#### YOUR TASK:
Leave out the pictures and output the data verbatim.

(Stored data entries)
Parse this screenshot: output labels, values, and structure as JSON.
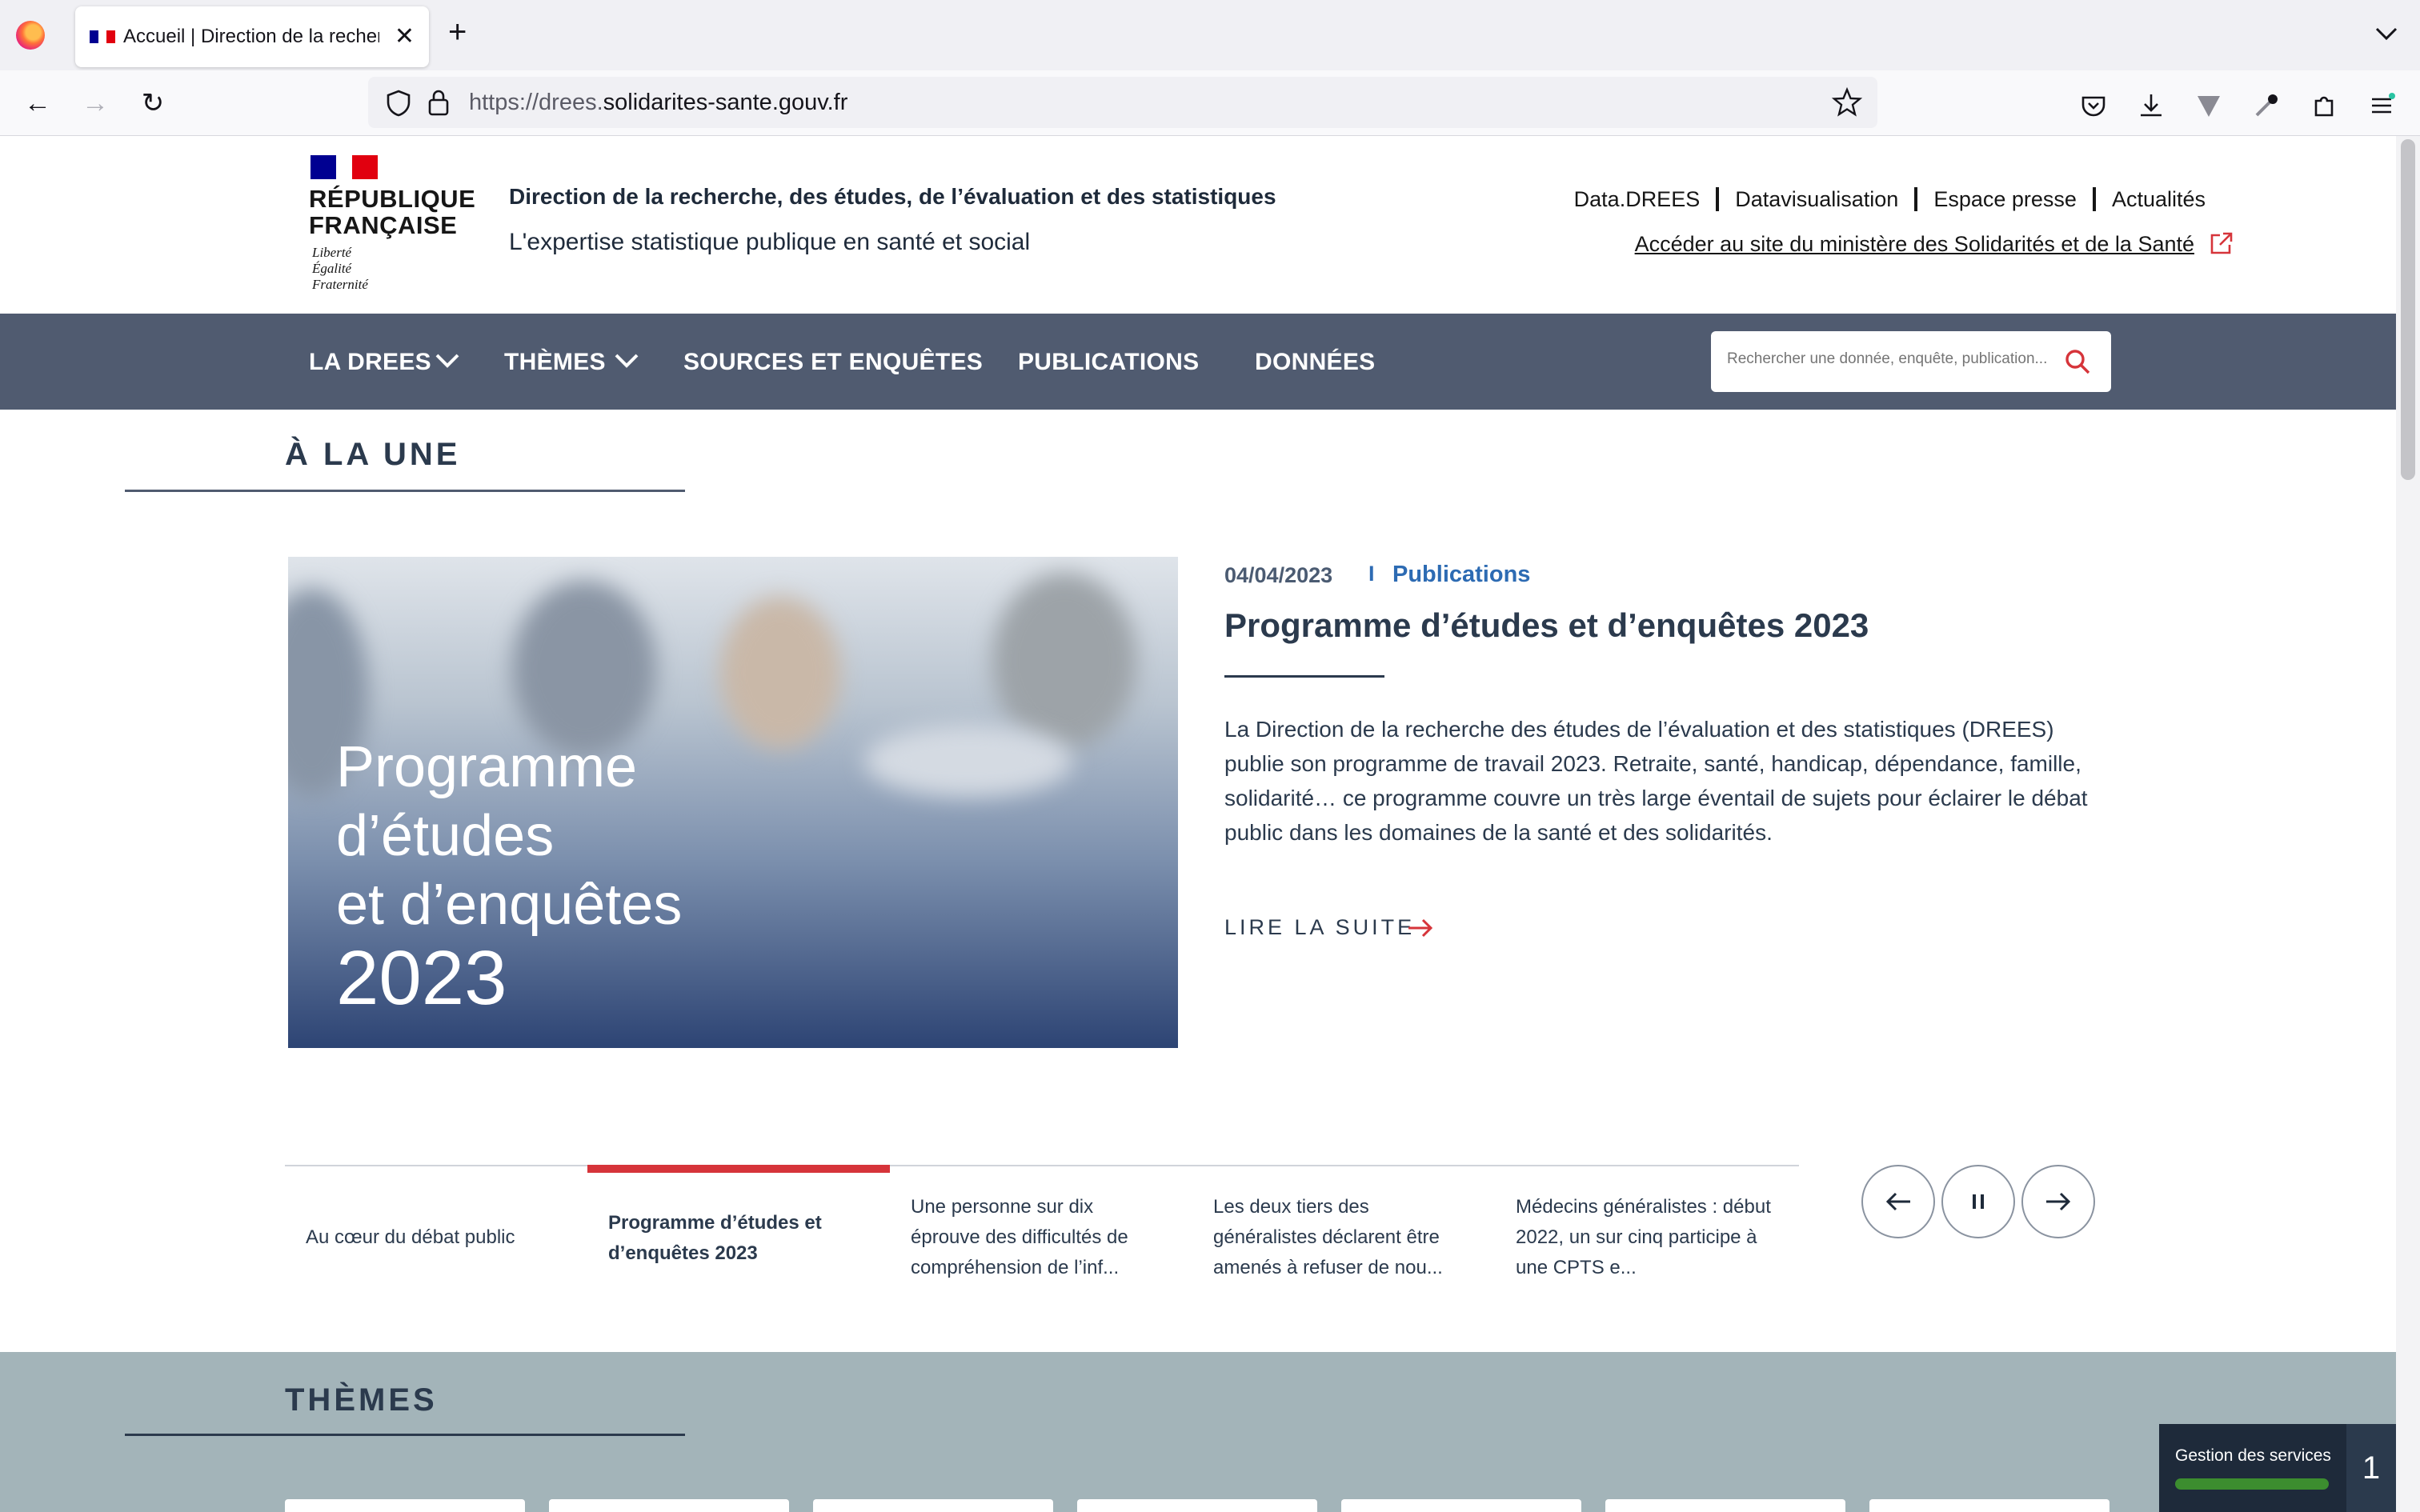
{
  "browser": {
    "tab_title": "Accueil | Direction de la recherche",
    "url_prefix": "https://drees.",
    "url_host": "solidarites-sante.gouv.fr"
  },
  "header": {
    "republique_line1": "RÉPUBLIQUE",
    "republique_line2": "FRANÇAISE",
    "motto_1": "Liberté",
    "motto_2": "Égalité",
    "motto_3": "Fraternité",
    "org_title": "Direction de la recherche, des études, de l’évaluation et des statistiques",
    "tagline": "L'expertise statistique publique en santé et social",
    "top_links": [
      "Data.DREES",
      "Datavisualisation",
      "Espace presse",
      "Actualités"
    ],
    "ministry_link": "Accéder au site du ministère des Solidarités et de la Santé"
  },
  "nav": {
    "items": [
      "LA DREES",
      "THÈMES",
      "SOURCES ET ENQUÊTES",
      "PUBLICATIONS",
      "DONNÉES"
    ],
    "search_placeholder": "Rechercher une donnée, enquête, publication..."
  },
  "a_la_une": {
    "section_title": "À LA UNE",
    "image_text_lines": [
      "Programme",
      "d’études",
      "et d’enquêtes"
    ],
    "image_year": "2023",
    "date": "04/04/2023",
    "separator": "I",
    "category": "Publications",
    "title": "Programme d’études et d’enquêtes 2023",
    "description": "La Direction de la recherche des études de l’évaluation et des statistiques (DREES) publie son programme de travail 2023. Retraite, santé, handicap, dépendance, famille, solidarité… ce programme couvre un très large éventail de sujets pour éclairer le débat public dans les domaines de la santé et des solidarités.",
    "read_more": "LIRE LA SUITE"
  },
  "carousel": {
    "tabs": [
      {
        "line1": "Au cœur du débat public",
        "line2": "",
        "line3": ""
      },
      {
        "line1": "Programme d’études et",
        "line2": "d’enquêtes 2023",
        "line3": ""
      },
      {
        "line1": "Une personne sur dix",
        "line2": "éprouve des difficultés de",
        "line3": "compréhension de l’inf..."
      },
      {
        "line1": "Les deux tiers des",
        "line2": "généralistes déclarent être",
        "line3": "amenés à refuser de nou..."
      },
      {
        "line1": "Médecins généralistes : début",
        "line2": "2022, un sur cinq participe à",
        "line3": "une CPTS e..."
      }
    ],
    "active_index": 1
  },
  "themes": {
    "section_title": "THÈMES"
  },
  "cookie_widget": {
    "label": "Gestion des services",
    "count": "1"
  },
  "colors": {
    "nav_bg": "#505b70",
    "accent_red": "#d6343a",
    "link_blue": "#2d6bb3",
    "themes_bg": "#a3b4b9"
  }
}
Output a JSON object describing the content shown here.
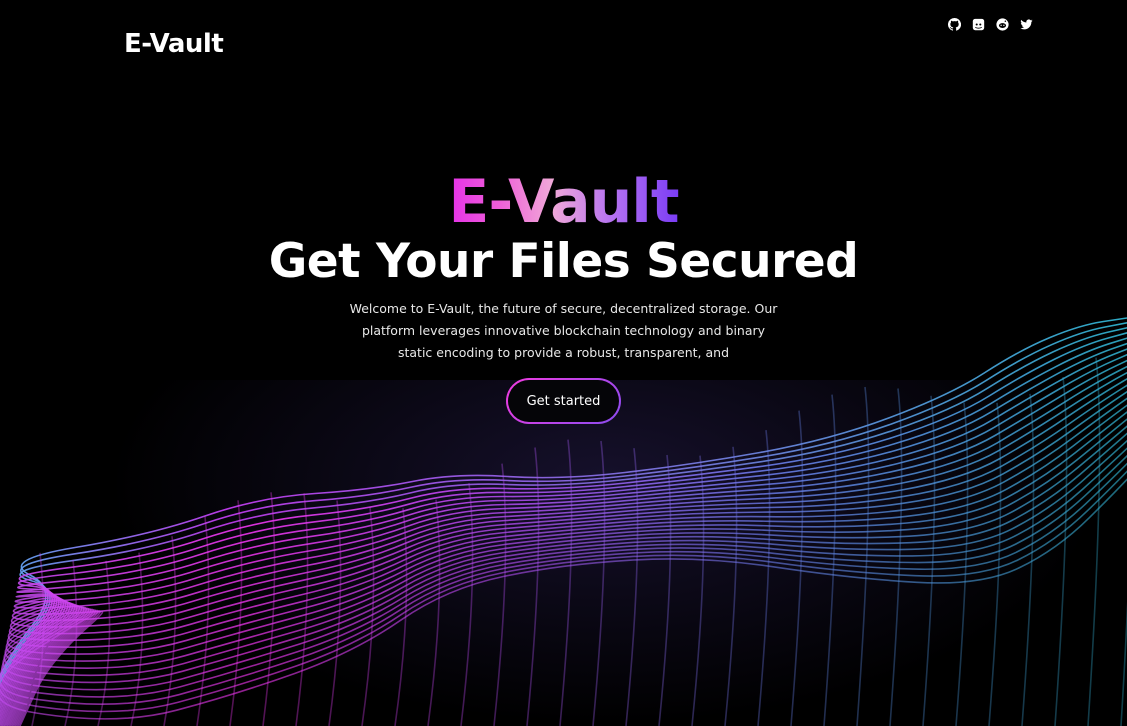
{
  "header": {
    "logo_text": "E-Vault",
    "socials": [
      {
        "name": "github",
        "icon": "github-icon"
      },
      {
        "name": "discord",
        "icon": "discord-icon"
      },
      {
        "name": "reddit",
        "icon": "reddit-icon"
      },
      {
        "name": "twitter",
        "icon": "twitter-icon"
      }
    ]
  },
  "hero": {
    "brand": "E-Vault",
    "headline": "Get Your Files Secured",
    "description": "Welcome to E-Vault, the future of secure, decentralized storage. Our platform leverages innovative blockchain technology and binary static encoding to provide a robust, transparent, and",
    "cta_label": "Get started"
  },
  "colors": {
    "background": "#000000",
    "accent_magenta": "#f23be0",
    "accent_purple": "#8a4cf0",
    "accent_teal": "#35b6d6"
  }
}
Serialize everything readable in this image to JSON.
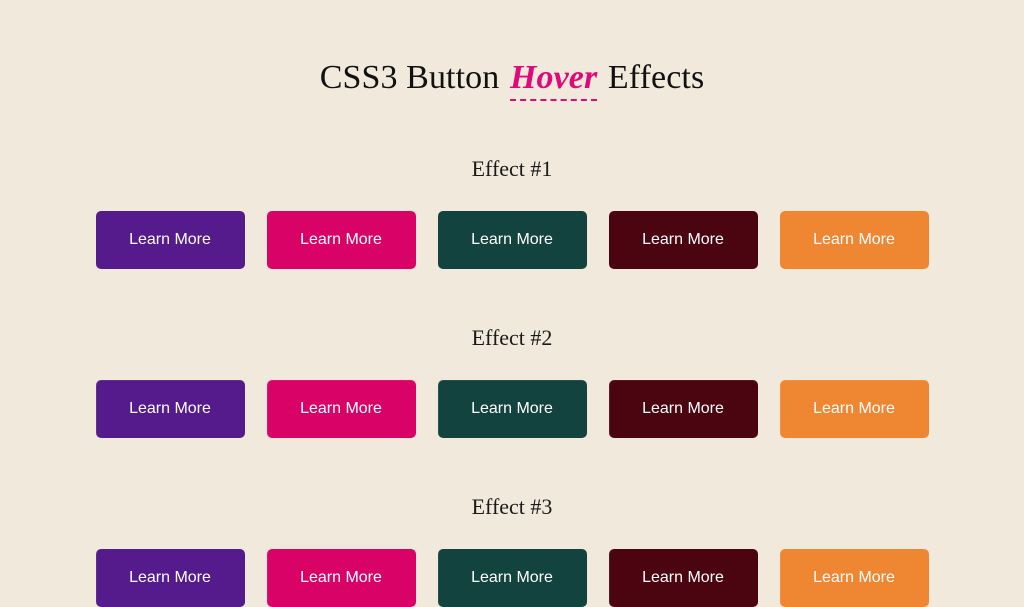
{
  "page": {
    "background_color": "#f0e9dc",
    "title_parts": {
      "before": "CSS3 Button ",
      "highlight": "Hover",
      "after": " Effects"
    },
    "title_highlight_color": "#e0097a",
    "title_text_color": "#111111"
  },
  "sections": [
    {
      "heading": "Effect #1",
      "buttons": [
        {
          "label": "Learn More",
          "color": "#551a8b"
        },
        {
          "label": "Learn More",
          "color": "#d90368"
        },
        {
          "label": "Learn More",
          "color": "#12433f"
        },
        {
          "label": "Learn More",
          "color": "#4a0511"
        },
        {
          "label": "Learn More",
          "color": "#ef8732"
        }
      ]
    },
    {
      "heading": "Effect #2",
      "buttons": [
        {
          "label": "Learn More",
          "color": "#551a8b"
        },
        {
          "label": "Learn More",
          "color": "#d90368"
        },
        {
          "label": "Learn More",
          "color": "#12433f"
        },
        {
          "label": "Learn More",
          "color": "#4a0511"
        },
        {
          "label": "Learn More",
          "color": "#ef8732"
        }
      ]
    },
    {
      "heading": "Effect #3",
      "buttons": [
        {
          "label": "Learn More",
          "color": "#551a8b"
        },
        {
          "label": "Learn More",
          "color": "#d90368"
        },
        {
          "label": "Learn More",
          "color": "#12433f"
        },
        {
          "label": "Learn More",
          "color": "#4a0511"
        },
        {
          "label": "Learn More",
          "color": "#ef8732"
        }
      ]
    }
  ],
  "palette": {
    "purple": "#551a8b",
    "pink": "#d90368",
    "teal": "#12433f",
    "maroon": "#4a0511",
    "orange": "#ef8732",
    "button_text": "#ffffff"
  }
}
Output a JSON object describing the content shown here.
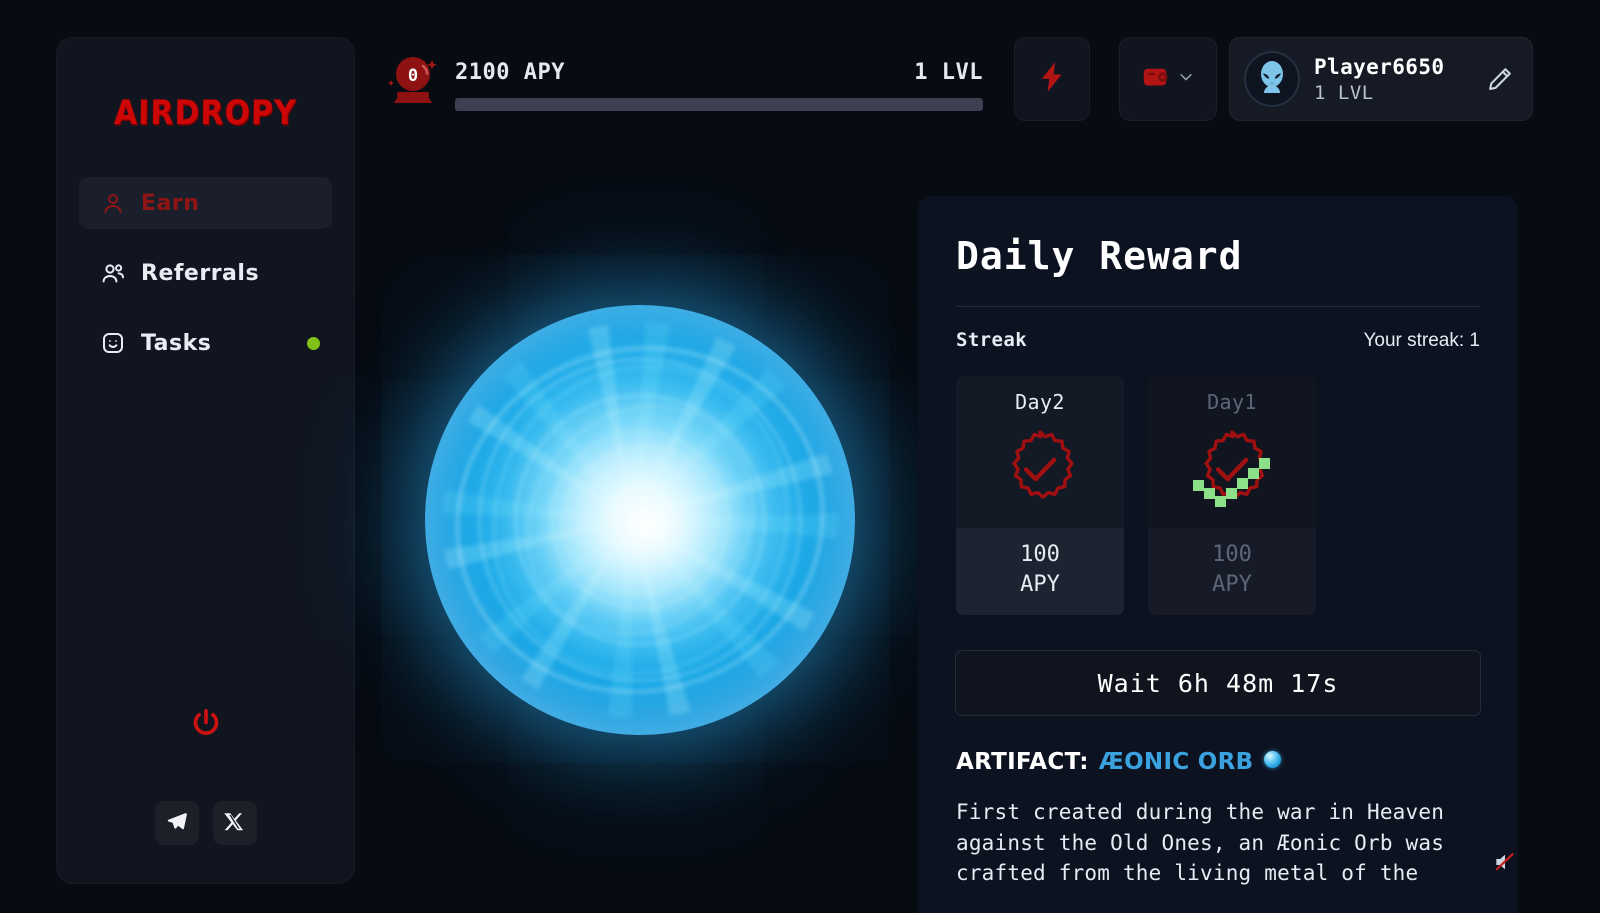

#### EXERCISE OUTPUT:
Parse this screenshot: output labels, values, and structure as JSON.
{
  "browser": {
    "tab_title": "Accueil | Direction de la recherche",
    "url_prefix": "https://drees.",
    "url_host": "solidarites-sante.gouv.fr"
  },
  "header": {
    "republique_line1": "RÉPUBLIQUE",
    "republique_line2": "FRANÇAISE",
    "motto_1": "Liberté",
    "motto_2": "Égalité",
    "motto_3": "Fraternité",
    "org_title": "Direction de la recherche, des études, de l’évaluation et des statistiques",
    "tagline": "L'expertise statistique publique en santé et social",
    "top_links": [
      "Data.DREES",
      "Datavisualisation",
      "Espace presse",
      "Actualités"
    ],
    "ministry_link": "Accéder au site du ministère des Solidarités et de la Santé"
  },
  "nav": {
    "items": [
      "LA DREES",
      "THÈMES",
      "SOURCES ET ENQUÊTES",
      "PUBLICATIONS",
      "DONNÉES"
    ],
    "search_placeholder": "Rechercher une donnée, enquête, publication..."
  },
  "a_la_une": {
    "section_title": "À LA UNE",
    "image_text_lines": [
      "Programme",
      "d’études",
      "et d’enquêtes"
    ],
    "image_year": "2023",
    "date": "04/04/2023",
    "separator": "I",
    "category": "Publications",
    "title": "Programme d’études et d’enquêtes 2023",
    "description": "La Direction de la recherche des études de l’évaluation et des statistiques (DREES) publie son programme de travail 2023. Retraite, santé, handicap, dépendance, famille, solidarité… ce programme couvre un très large éventail de sujets pour éclairer le débat public dans les domaines de la santé et des solidarités.",
    "read_more": "LIRE LA SUITE"
  },
  "carousel": {
    "tabs": [
      {
        "line1": "Au cœur du débat public",
        "line2": "",
        "line3": ""
      },
      {
        "line1": "Programme d’études et",
        "line2": "d’enquêtes 2023",
        "line3": ""
      },
      {
        "line1": "Une personne sur dix",
        "line2": "éprouve des difficultés de",
        "line3": "compréhension de l’inf..."
      },
      {
        "line1": "Les deux tiers des",
        "line2": "généralistes déclarent être",
        "line3": "amenés à refuser de nou..."
      },
      {
        "line1": "Médecins généralistes : début",
        "line2": "2022, un sur cinq participe à",
        "line3": "une CPTS e..."
      }
    ],
    "active_index": 1
  },
  "themes": {
    "section_title": "THÈMES"
  },
  "cookie_widget": {
    "label": "Gestion des services",
    "count": "1"
  },
  "colors": {
    "nav_bg": "#505b70",
    "accent_red": "#d6343a",
    "link_blue": "#2d6bb3",
    "themes_bg": "#a3b4b9"
  }
}
Output a JSON object describing the content shown here.
{
  "header": {
    "logo_text": "E-Vault",
    "socials": [
      {
        "name": "github",
        "icon": "github-icon"
      },
      {
        "name": "discord",
        "icon": "discord-icon"
      },
      {
        "name": "reddit",
        "icon": "reddit-icon"
      },
      {
        "name": "twitter",
        "icon": "twitter-icon"
      }
    ]
  },
  "hero": {
    "brand": "E-Vault",
    "headline": "Get Your Files Secured",
    "description": "Welcome to E-Vault, the future of secure, decentralized storage. Our platform leverages innovative blockchain technology and binary static encoding to provide a robust, transparent, and",
    "cta_label": "Get started"
  },
  "colors": {
    "background": "#000000",
    "accent_magenta": "#f23be0",
    "accent_purple": "#8a4cf0",
    "accent_teal": "#35b6d6"
  }
}
Serialize everything readable in this image to JSON.
{
  "page": {
    "background_color": "#f0e9dc",
    "title_parts": {
      "before": "CSS3 Button ",
      "highlight": "Hover",
      "after": " Effects"
    },
    "title_highlight_color": "#e0097a",
    "title_text_color": "#111111"
  },
  "sections": [
    {
      "heading": "Effect #1",
      "buttons": [
        {
          "label": "Learn More",
          "color": "#551a8b"
        },
        {
          "label": "Learn More",
          "color": "#d90368"
        },
        {
          "label": "Learn More",
          "color": "#12433f"
        },
        {
          "label": "Learn More",
          "color": "#4a0511"
        },
        {
          "label": "Learn More",
          "color": "#ef8732"
        }
      ]
    },
    {
      "heading": "Effect #2",
      "buttons": [
        {
          "label": "Learn More",
          "color": "#551a8b"
        },
        {
          "label": "Learn More",
          "color": "#d90368"
        },
        {
          "label": "Learn More",
          "color": "#12433f"
        },
        {
          "label": "Learn More",
          "color": "#4a0511"
        },
        {
          "label": "Learn More",
          "color": "#ef8732"
        }
      ]
    },
    {
      "heading": "Effect #3",
      "buttons": [
        {
          "label": "Learn More",
          "color": "#551a8b"
        },
        {
          "label": "Learn More",
          "color": "#d90368"
        },
        {
          "label": "Learn More",
          "color": "#12433f"
        },
        {
          "label": "Learn More",
          "color": "#4a0511"
        },
        {
          "label": "Learn More",
          "color": "#ef8732"
        }
      ]
    }
  ],
  "palette": {
    "purple": "#551a8b",
    "pink": "#d90368",
    "teal": "#12433f",
    "maroon": "#4a0511",
    "orange": "#ef8732",
    "button_text": "#ffffff"
  }
}
Output a JSON object describing the content shown here.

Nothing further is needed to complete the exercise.